Sarah Waring: The Minstrelsy of the Woods; or, Sketches and Songs connected with the Natural History of some of the most interesting British and Foreign Birds. London : Harvey & Darton, 1832. WPRP 394.
Written by naturalist Sarah Waring to educate children on ornithology, this book is dedicated to the author’s “beloved young relatives.”Following a dedication poem and a brief introduction, the text is divided according to order of bird, with sections devoted to Acciptres, Passeres, Scansores, Gallinae, Grallae, and Palmipedes. Interspersed amongst the prose are numerous poems, each one devoted to a single bird.
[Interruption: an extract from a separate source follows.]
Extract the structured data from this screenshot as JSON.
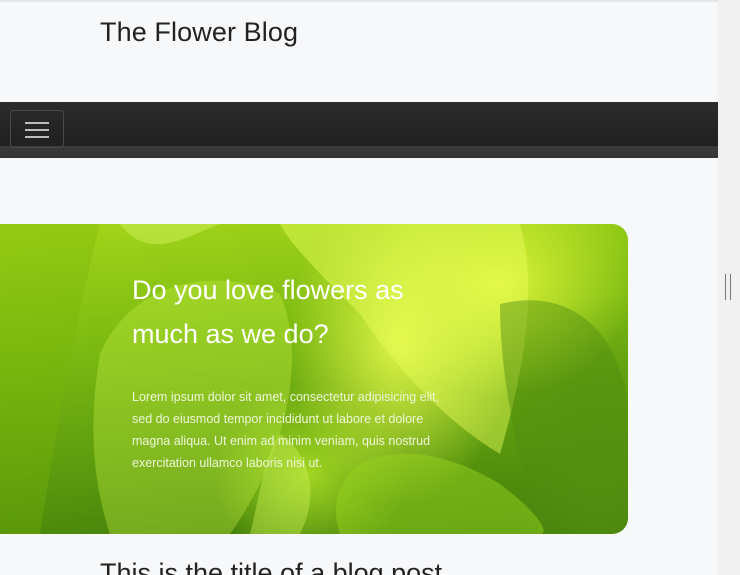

Illustrations abound within this volume, most notably the wood-engraved nightingale on the frontispiece. The wood engraving process is a relief printing process similar to that of woodblock printing, save for the use of different carving tools and different types and cuts of wood. Perfected by Thomas Bewick in the late 18th century, wood engraving made printing image and text together more efficient and less expensive (Benson). Waring’s text makes numerous references to Bewick, who was an ornithologist as well as a wood engraver. Amongst other influences, her introduction cites Bewick’s “entertaining volumes” as a source for her work, presumably in reference to The History of British Birds (1797–1804). As for the nightingale itself, it was a favored bird of the Romantics, most famously featured in JohnKeat’s “Ode to a Nightingale.”